After choosing the optimal K value from the output of LOOCV, testing phase has came with this K value.The test5 and test9 matrices are usedŲŒ if the expected label of each vector of test data does not equal to the exact label, increment an error counter. After finishing measure the accuracy of classification by this formula (number of test objects - total error)/ number of test objects x 100%

The code

This code depends on dataset file and other files you can get them from github repository from here.

data=load('./data/NNdata.mat'); % load training and testing data 

train5 = data.train5;  % class 5 training data for digit 5
train9 = data.train9;  % class 9 training data for digit 9

test5 = data.test5; % test data for digit 5
test9 = data.test9; % test data for digit 9 

traindata = [train5  train9];
trainlabel = [5*ones(1,600), 9*ones(1,600)];

% Find the optimal K
totalerror = [];
for ks = 1:20
  error = 0;
      for t5 = 1:1200
           temp5label = trainlabel;
           temp5 = traindata;
           traindata(:,t5) = [];
           trainlabel(t5) = [];
           y5 = nearNeigh(traindata,temp5(:,t5) , trainlabel,ks); % find nearest
             end % end if
           traindata = temp5;
           trainlabel = temp5label;
      end % end iterating samples    
  totalerror = [totalerror error];
  disp(strcat('For k= ', num2str(ks) ,' Error = ' , num2str(error)));
end   %k for loop 

kvalues = 1:20;
temperror = totalerror;
minerror = find(temperror==min(temperror));
bestk = kvalues(minerror);
disp(strcat('Best k= ', num2str(bestk)));

%% Get classification accuracy for best k
error5 = 0;
error9 = 0;

testout5 = nearNeigh(traindata,test5 , trainlabel,bestk); % find nearest
testout9 = nearNeigh(traindata,test9 , trainlabel,bestk); % find nearest

 for i = 1:292  
     end % end if
     end % end ifd 
 end%% end for 
 accuracy = ((584-(error5+error9))/584)*100;
disp(strcat('Accuracy= ', num2str(accuracy),'%'));

%% Print chart between different values of keys (x) and Errors (y) 
figure; hold on;
set(gca, "ylabel", text("string", "Error", "fontsize", 25));
set(gca, "xlabel", text("string", "K values", "fontsize", 25));
set(gca, "xtick", [1:20]);					 

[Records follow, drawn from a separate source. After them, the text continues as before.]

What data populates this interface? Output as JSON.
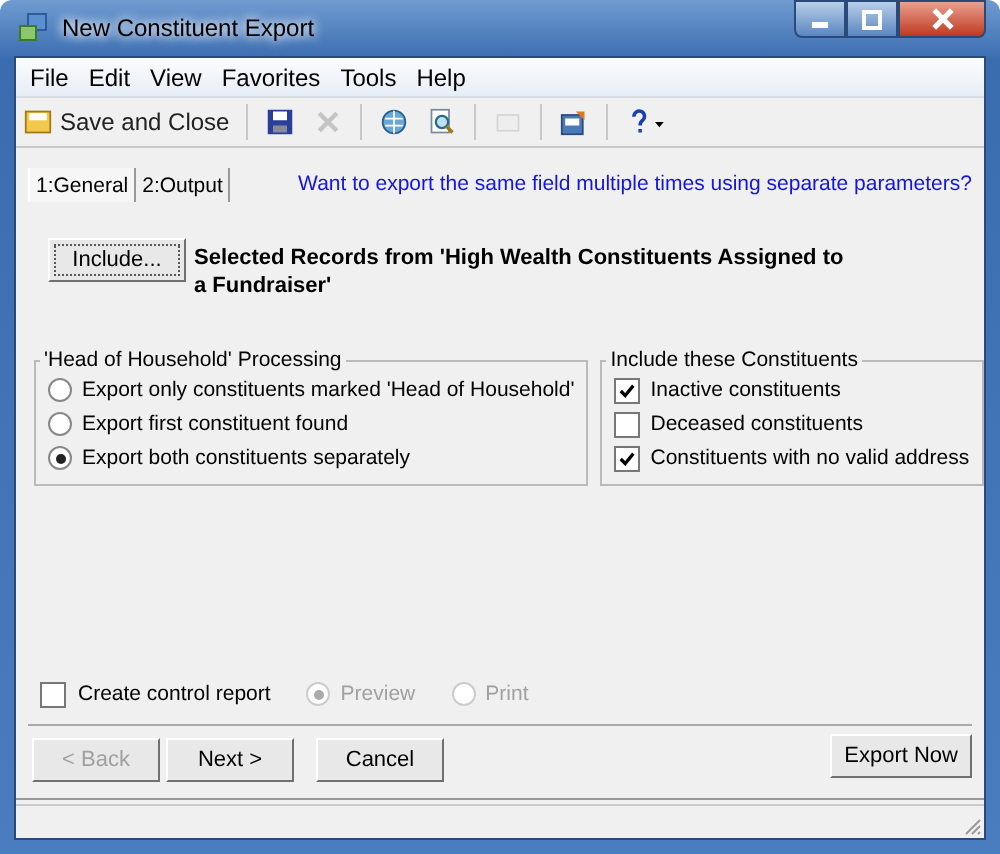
{
  "window": {
    "title": "New Constituent Export"
  },
  "menu": [
    "File",
    "Edit",
    "View",
    "Favorites",
    "Tools",
    "Help"
  ],
  "toolbar": [
    {
      "kind": "saveclose",
      "label": "Save and Close",
      "disabled": false
    },
    {
      "kind": "save",
      "disabled": false
    },
    {
      "kind": "delete",
      "disabled": true
    },
    {
      "kind": "globe",
      "disabled": false
    },
    {
      "kind": "preview",
      "disabled": false
    },
    {
      "kind": "blank",
      "disabled": true
    },
    {
      "kind": "properties",
      "disabled": false
    },
    {
      "kind": "help",
      "disabled": false
    }
  ],
  "tabs": [
    {
      "label": "1:General",
      "selected": true
    },
    {
      "label": "2:Output",
      "selected": false
    }
  ],
  "link": "Want to export the same field multiple times using separate parameters?",
  "include": {
    "button": "Include...",
    "selection": "Selected Records from 'High Wealth Constituents Assigned to a Fundraiser'"
  },
  "household": {
    "title": "'Head of Household' Processing",
    "options": [
      {
        "label": "Export only constituents marked 'Head of Household'",
        "selected": false
      },
      {
        "label": "Export first constituent found",
        "selected": false
      },
      {
        "label": "Export both constituents separately",
        "selected": true
      }
    ]
  },
  "constituents": {
    "title": "Include these Constituents",
    "options": [
      {
        "label": "Inactive constituents",
        "checked": true
      },
      {
        "label": "Deceased constituents",
        "checked": false
      },
      {
        "label": "Constituents with no valid address",
        "checked": true
      }
    ]
  },
  "control_report": {
    "label": "Create control report",
    "checked": false,
    "options": [
      {
        "label": "Preview",
        "selected": true,
        "disabled": true
      },
      {
        "label": "Print",
        "selected": false,
        "disabled": true
      }
    ]
  },
  "buttons": [
    {
      "label": "< Back",
      "disabled": true
    },
    {
      "label": "Next >",
      "disabled": false
    },
    {
      "label": "Cancel",
      "disabled": false
    }
  ],
  "export_button": "Export Now"
}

For k=1 Error =22
For k=2 Error =22
For k=3 Error =21
For k=4 Error =26
For k=5 Error =28
For k=6 Error =29
For k=7 Error =29
For k=8 Error =32
For k=9 Error =32
For k=10 Error =35
For k=11 Error =35
For k=12 Error =36
For k=13 Error =37
For k=14 Error =41
For k=15 Error =42
For k=16 Error =44
For k=17 Error =47
For k=18 Error =50
For k=19 Error =52
For k=20 Error =54
Best k=3

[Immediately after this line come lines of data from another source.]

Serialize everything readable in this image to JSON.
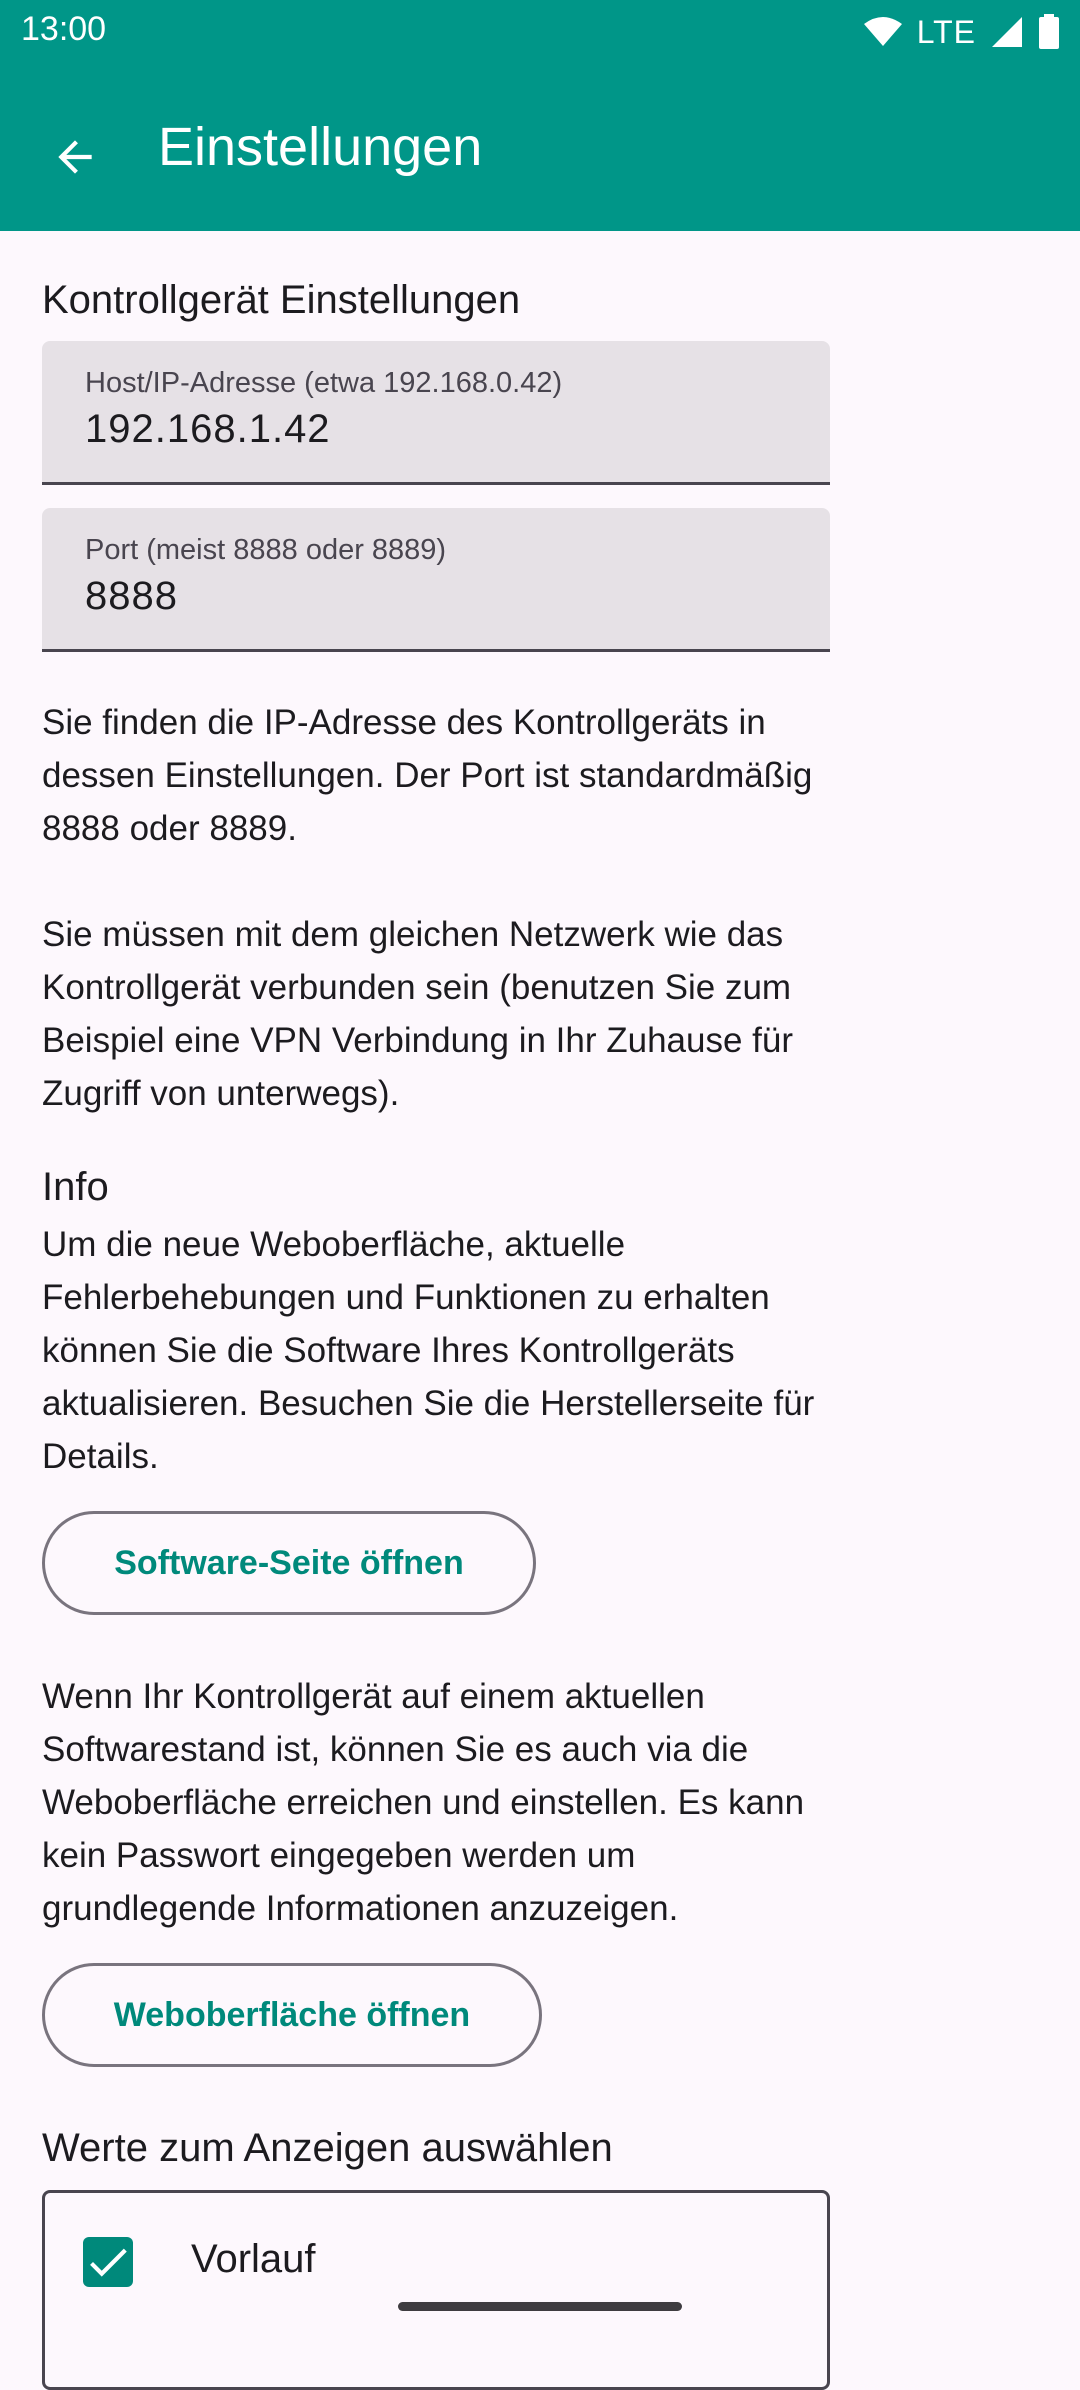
{
  "status_bar": {
    "time": "13:00",
    "network": "LTE",
    "icons": [
      "wifi-icon",
      "signal-icon",
      "battery-icon"
    ]
  },
  "app_bar": {
    "title": "Einstellungen",
    "back_icon": "arrow-back-icon"
  },
  "controller_settings": {
    "heading": "Kontrollgerät Einstellungen",
    "host_field": {
      "label": "Host/IP-Adresse (etwa 192.168.0.42)",
      "value": "192.168.1.42"
    },
    "port_field": {
      "label": "Port (meist 8888 oder 8889)",
      "value": "8888"
    },
    "help_text_1": "Sie finden die IP-Adresse des Kontrollgeräts in dessen Einstellungen. Der Port ist standardmäßig 8888 oder 8889.",
    "help_text_2": "Sie müssen mit dem gleichen Netzwerk wie das Kontrollgerät verbunden sein (benutzen Sie zum Beispiel eine VPN Verbindung in Ihr Zuhause für Zugriff von unterwegs)."
  },
  "info": {
    "heading": "Info",
    "text_1": "Um die neue Weboberfläche, aktuelle Fehlerbehebungen und Funktionen zu erhalten können Sie die Software Ihres Kontrollgeräts aktualisieren. Besuchen Sie die Herstellerseite für Details.",
    "software_button": "Software-Seite öffnen",
    "text_2": "Wenn Ihr Kontrollgerät auf einem aktuellen Softwarestand ist, können Sie es auch via die Weboberfläche erreichen und einstellen. Es kann kein Passwort eingegeben werden um grundlegende Informationen anzuzeigen.",
    "web_button": "Weboberfläche öffnen"
  },
  "values_section": {
    "heading": "Werte zum Anzeigen auswählen",
    "items": [
      {
        "label": "Vorlauf",
        "checked": true
      }
    ]
  },
  "colors": {
    "primary": "#009688",
    "accent": "#00897b",
    "background": "#fdf8fd",
    "field_bg": "#e6e1e6"
  }
}
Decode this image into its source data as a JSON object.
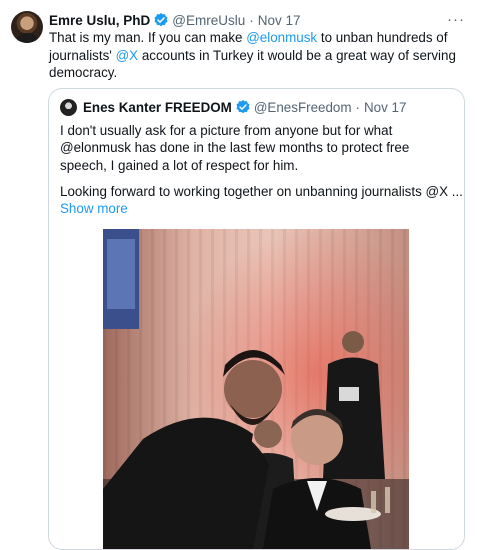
{
  "tweet": {
    "author_name": "Emre Uslu, PhD",
    "author_handle": "@EmreUslu",
    "separator": "·",
    "date": "Nov 17",
    "more_label": "···",
    "text_part1": "That is my man. If you can make ",
    "mention_elon": "@elonmusk",
    "text_part2": " to unban hundreds of journalists' ",
    "mention_x": "@X",
    "text_part3": " accounts in Turkey it would be a great way of serving democracy."
  },
  "quote": {
    "author_name": "Enes Kanter FREEDOM",
    "author_handle": "@EnesFreedom",
    "separator": "·",
    "date": "Nov 17",
    "paragraph1": "I don't usually ask for a picture from anyone but for what @elonmusk has done in the last few months to protect free speech, I gained a lot of respect for him.",
    "paragraph2": "Looking forward to working together on unbanning journalists @X ...",
    "show_more": "Show more"
  },
  "colors": {
    "link": "#1d9bf0",
    "verified": "#1d9bf0",
    "secondary_text": "#536471",
    "border": "#cfd9de"
  },
  "icons": {
    "verified": "verified-badge-icon",
    "more": "more-options-icon"
  }
}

From the above results, optimal K value is 3 and the classification accuracy is 97.603%.

Running code on octave (Video)